She said she saw a need to educate students who lacked confidence when following current events in the Middle East. Thanks to the arrival of Principal Michael Hassel, who asked teachers and students to pitch ideas for new classes, she was able to fill the need.

“It opened up a window to the other side of the world,” Seger said.

She, too, has experienced the lack of understanding of Middle Eastern countries and culture after the attack on the World Trade Center on Sept. 11, 2001. She said she had taken a trip and gone shopping there just two weeks before the attack, and felt compelled to understand what happened when being bombarded with misinformation.

“The concept was that it was one big, bad place,” she said. “It’s something (students) should understand and not something that should be clumped together.”

The full-year course is offered to high school juniors and seniors and has been full each semester since it began. Students learn about the wars in Iraq, Yemen, and the Gulf, the conflicts between Palestine and Israel, and the Islam crusades.

With an understanding of the history, she said students are better able to follow current events and news coming out of the Middle East.

“It’s really fun and inspiring to listen to the news and adjust the lesson based on what is coming out of the White House last night,” she said.

As the first in the state to teach this course, Seger said she traveled to the United Arab Emirates (UAE) for a study tour hosted by the World Affairs Council of Dallas/ Fort Worth in March for 10 days to learn firsthand about customs, education, and culture.

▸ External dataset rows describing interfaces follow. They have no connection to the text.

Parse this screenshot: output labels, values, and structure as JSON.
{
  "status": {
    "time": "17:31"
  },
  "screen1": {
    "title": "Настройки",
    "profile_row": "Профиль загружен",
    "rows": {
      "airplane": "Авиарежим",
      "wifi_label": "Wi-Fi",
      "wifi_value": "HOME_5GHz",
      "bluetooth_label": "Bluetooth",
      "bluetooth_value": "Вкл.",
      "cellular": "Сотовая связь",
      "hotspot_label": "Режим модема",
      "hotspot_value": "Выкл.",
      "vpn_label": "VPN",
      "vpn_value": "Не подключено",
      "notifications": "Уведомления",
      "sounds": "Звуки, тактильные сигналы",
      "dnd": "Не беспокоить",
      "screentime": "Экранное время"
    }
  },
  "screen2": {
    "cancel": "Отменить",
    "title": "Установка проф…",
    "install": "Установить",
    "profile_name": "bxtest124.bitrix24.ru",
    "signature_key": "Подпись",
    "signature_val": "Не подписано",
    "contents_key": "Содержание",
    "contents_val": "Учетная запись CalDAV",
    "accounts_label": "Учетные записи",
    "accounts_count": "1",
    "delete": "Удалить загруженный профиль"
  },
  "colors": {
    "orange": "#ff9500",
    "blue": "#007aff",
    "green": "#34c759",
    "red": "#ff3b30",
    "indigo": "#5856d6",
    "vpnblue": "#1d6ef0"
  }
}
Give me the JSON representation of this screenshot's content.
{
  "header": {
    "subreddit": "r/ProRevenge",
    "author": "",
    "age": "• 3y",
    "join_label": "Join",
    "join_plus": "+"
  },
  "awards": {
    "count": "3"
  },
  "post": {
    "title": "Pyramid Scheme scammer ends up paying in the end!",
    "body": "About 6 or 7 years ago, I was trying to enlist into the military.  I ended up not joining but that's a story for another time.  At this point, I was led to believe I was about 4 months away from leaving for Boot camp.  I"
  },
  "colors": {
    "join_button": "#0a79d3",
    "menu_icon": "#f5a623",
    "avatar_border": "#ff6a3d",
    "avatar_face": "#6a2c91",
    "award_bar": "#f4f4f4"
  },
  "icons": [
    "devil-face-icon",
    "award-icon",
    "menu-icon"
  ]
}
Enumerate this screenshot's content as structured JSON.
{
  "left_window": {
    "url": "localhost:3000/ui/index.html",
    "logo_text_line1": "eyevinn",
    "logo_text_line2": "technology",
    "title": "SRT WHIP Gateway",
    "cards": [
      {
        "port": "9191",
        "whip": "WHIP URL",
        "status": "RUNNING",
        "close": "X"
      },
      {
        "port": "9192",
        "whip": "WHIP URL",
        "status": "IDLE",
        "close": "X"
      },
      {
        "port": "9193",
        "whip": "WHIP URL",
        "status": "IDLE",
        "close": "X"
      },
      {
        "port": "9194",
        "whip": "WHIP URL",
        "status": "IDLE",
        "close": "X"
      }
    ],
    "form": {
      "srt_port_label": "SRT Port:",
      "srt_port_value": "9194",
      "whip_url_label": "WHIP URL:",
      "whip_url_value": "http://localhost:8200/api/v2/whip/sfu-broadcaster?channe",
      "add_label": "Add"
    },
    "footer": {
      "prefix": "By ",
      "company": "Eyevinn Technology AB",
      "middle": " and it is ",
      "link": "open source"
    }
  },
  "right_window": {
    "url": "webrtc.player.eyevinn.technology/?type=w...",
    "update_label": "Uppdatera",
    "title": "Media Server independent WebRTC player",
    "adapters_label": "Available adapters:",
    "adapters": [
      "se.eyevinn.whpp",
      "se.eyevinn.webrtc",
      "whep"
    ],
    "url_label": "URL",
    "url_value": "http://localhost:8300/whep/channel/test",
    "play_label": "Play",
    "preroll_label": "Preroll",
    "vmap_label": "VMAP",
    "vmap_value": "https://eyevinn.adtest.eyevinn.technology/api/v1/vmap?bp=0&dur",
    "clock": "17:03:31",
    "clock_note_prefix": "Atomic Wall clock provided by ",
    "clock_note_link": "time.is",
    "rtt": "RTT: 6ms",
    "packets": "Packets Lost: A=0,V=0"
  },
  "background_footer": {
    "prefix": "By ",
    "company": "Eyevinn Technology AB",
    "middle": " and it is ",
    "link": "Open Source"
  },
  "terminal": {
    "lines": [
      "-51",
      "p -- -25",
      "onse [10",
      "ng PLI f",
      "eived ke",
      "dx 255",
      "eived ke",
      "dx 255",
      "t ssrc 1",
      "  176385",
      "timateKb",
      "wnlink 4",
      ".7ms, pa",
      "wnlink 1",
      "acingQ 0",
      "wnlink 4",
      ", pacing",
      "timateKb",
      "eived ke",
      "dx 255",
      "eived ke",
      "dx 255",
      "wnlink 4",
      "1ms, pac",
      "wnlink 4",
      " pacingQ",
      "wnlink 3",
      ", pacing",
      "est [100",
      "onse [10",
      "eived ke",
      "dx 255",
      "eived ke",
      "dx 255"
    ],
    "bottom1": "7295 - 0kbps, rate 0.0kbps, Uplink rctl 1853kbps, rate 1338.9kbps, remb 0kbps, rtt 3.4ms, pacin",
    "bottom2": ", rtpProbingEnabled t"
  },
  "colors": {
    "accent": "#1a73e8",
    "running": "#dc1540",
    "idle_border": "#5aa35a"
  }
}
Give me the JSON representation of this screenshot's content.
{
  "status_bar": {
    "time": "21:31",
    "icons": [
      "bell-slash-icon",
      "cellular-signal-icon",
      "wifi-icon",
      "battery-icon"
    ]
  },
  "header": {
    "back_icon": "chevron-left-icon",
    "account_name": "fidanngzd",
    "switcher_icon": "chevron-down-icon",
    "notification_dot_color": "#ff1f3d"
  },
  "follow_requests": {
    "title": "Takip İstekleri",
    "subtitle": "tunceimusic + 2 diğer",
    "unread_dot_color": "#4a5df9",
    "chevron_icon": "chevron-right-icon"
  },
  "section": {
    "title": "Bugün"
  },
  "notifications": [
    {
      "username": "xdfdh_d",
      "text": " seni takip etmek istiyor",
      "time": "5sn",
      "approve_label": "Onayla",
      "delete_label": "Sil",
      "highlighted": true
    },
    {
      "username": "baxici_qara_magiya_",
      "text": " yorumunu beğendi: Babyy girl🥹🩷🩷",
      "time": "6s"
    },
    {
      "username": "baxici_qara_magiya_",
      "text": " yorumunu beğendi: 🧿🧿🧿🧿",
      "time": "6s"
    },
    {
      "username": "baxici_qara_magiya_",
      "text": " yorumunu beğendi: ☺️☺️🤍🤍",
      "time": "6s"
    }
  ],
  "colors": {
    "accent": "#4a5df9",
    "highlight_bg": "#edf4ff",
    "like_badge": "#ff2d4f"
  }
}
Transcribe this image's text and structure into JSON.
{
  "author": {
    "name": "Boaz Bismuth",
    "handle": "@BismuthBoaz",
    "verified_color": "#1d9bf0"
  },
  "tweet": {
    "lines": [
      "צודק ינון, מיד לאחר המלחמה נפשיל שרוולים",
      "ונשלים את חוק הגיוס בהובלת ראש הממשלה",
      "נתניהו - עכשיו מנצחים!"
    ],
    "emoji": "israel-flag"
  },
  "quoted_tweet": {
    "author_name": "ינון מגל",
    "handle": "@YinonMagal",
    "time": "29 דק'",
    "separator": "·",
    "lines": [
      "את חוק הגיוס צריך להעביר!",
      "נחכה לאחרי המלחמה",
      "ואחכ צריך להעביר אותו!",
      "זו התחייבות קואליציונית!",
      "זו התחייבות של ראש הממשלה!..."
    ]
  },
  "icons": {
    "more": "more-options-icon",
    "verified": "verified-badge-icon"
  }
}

Through blogging and online interactions, Seger was able to bring her students across the world and experience the “beautiful, magnificent and luxurious” parts of the Middle East.

She said it was important to her to show students that she, a 5-foot-2 woman from the U.S. could travel to the Middle East alone, safe, and have a fulfilling and transformative experience.

“It was fascinating to see how accepting they are. I thought it was really important to show the students that I could travel by myself overseas and have a really fun time,” Seger said.

The UAE named 2019 the year of tolerance to teach youth about culture and accepting differences.

Seger will travel to Turkey June 24-26 to teach and present her curriculum to other educators from around the world. She said she will share her experiences with her classes in the fall.


I congratulate Scituate High School teacher, Tara Seger for being invited to visit Istanbul, Turkey. There, she will present her Middle East history course that she teaches to her high school students.
It so happened that in Saturday's (5/17/19) Wall Street Journal there was an article about an important segment of Middle Eastern history. The heading for the article is: "When Turkey Destroyed Its Christians. From 1894 to 1924, a staggered campaign of genocide targeted not just the region’s Armenians but its Greek and Assyrian communities as well." You can read the essay at: .
During that 30 year period of genocide the share of the non-Muslim population was reduced from about 20% to 2% of the Islamic Ottoman Empire's population of about 30 million people. Turkey has steadfast denied this aspect of its history and we do not like to dwell on it either.
However, I think we overlook these unpleasant Middle Eastern facts of history at our own peril.